• WORK TO BE COMPLETED: Only the number is needed: how many lines of the entries below contain the word "title".

EXERCISE INPUTS Start Marker

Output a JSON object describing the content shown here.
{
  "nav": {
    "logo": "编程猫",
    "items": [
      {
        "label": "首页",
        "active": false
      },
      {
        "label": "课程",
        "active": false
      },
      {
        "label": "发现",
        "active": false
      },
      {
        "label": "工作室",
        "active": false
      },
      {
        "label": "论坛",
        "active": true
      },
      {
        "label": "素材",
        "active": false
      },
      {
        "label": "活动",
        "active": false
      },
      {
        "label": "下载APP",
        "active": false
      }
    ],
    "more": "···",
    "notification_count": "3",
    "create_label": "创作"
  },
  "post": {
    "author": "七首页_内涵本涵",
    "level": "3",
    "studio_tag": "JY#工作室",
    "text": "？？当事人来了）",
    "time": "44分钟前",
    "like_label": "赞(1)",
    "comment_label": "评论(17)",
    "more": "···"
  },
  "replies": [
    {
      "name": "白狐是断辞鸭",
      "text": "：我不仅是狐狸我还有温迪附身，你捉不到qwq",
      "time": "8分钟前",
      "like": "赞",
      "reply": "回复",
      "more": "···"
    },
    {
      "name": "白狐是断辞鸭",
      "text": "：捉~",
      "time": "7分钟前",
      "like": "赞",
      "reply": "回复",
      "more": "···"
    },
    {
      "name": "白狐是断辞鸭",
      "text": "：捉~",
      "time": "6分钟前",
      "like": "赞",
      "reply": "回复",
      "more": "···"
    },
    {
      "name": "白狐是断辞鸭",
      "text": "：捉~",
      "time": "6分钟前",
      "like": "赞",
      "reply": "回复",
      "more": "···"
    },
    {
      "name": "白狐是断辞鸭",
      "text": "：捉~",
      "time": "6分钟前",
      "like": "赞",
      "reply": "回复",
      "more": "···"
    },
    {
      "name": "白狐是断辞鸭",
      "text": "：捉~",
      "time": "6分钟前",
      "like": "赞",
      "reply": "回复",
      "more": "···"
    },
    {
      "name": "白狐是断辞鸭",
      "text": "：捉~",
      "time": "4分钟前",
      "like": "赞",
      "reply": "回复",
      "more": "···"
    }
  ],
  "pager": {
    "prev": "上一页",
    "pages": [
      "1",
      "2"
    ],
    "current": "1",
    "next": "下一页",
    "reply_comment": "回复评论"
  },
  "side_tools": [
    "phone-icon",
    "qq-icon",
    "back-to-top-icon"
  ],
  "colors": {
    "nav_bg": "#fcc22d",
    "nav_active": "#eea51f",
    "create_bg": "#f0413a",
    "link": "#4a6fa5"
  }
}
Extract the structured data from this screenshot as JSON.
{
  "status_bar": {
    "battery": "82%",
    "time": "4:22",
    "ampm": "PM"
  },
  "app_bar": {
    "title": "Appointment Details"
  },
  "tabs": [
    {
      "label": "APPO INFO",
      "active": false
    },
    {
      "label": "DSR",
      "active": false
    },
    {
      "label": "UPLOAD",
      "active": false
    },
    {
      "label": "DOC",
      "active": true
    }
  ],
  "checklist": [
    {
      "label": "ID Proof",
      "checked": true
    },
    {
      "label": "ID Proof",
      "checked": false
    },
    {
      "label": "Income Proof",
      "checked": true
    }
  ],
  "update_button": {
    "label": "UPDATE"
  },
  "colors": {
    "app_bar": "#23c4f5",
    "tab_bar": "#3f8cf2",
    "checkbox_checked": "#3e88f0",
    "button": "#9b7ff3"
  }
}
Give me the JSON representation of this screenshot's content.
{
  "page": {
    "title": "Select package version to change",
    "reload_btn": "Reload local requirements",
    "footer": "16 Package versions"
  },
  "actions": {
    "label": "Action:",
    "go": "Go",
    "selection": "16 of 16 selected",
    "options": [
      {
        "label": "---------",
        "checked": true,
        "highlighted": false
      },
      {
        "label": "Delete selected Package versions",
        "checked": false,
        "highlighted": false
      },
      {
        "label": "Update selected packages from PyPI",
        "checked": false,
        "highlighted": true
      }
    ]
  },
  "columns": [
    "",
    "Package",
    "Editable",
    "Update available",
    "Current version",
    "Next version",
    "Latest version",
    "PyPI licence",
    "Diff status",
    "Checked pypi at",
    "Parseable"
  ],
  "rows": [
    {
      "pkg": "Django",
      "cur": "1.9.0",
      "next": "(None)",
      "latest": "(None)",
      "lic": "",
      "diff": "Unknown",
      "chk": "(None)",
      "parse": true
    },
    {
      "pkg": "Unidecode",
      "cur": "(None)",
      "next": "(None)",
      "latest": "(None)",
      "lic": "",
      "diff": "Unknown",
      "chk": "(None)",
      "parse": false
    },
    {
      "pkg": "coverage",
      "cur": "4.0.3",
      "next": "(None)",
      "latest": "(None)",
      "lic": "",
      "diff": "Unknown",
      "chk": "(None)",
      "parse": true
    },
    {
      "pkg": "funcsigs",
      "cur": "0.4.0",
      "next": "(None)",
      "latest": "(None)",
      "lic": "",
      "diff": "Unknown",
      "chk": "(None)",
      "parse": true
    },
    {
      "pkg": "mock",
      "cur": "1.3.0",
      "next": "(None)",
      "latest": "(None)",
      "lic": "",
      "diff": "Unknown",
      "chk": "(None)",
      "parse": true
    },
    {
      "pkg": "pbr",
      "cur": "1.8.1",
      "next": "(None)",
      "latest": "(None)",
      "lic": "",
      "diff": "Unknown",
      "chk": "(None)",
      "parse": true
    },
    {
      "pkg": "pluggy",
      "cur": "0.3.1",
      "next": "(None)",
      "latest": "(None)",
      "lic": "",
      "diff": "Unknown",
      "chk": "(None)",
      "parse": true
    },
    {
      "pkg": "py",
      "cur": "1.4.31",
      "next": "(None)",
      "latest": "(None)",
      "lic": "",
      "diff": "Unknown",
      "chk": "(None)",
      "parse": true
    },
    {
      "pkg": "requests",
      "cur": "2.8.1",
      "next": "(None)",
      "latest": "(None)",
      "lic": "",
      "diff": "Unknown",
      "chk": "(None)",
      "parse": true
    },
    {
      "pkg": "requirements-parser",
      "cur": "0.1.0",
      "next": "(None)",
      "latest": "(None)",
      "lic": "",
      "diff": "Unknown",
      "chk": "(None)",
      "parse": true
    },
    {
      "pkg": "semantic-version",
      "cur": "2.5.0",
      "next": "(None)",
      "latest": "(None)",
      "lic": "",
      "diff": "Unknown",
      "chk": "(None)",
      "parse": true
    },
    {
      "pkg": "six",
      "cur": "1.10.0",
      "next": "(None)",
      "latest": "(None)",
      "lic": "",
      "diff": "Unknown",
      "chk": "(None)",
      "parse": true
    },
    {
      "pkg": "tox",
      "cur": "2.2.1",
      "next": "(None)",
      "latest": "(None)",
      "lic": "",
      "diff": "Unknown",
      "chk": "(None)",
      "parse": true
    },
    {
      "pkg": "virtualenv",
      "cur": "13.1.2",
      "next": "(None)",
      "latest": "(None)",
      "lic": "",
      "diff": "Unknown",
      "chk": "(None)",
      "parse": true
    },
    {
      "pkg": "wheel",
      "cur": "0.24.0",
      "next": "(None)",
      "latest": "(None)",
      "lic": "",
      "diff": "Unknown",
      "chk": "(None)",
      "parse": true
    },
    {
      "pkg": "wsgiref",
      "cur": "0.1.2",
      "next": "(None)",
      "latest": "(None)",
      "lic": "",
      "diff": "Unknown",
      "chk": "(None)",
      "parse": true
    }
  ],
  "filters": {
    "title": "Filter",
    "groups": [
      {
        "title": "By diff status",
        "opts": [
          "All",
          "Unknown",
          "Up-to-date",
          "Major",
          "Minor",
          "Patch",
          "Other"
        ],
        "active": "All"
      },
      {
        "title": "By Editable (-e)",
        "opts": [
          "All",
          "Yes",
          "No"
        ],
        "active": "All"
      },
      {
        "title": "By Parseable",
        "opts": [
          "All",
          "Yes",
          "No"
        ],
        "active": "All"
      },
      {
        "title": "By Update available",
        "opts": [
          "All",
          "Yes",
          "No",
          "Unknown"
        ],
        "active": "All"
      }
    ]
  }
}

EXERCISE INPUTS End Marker

• RESPONSE: 7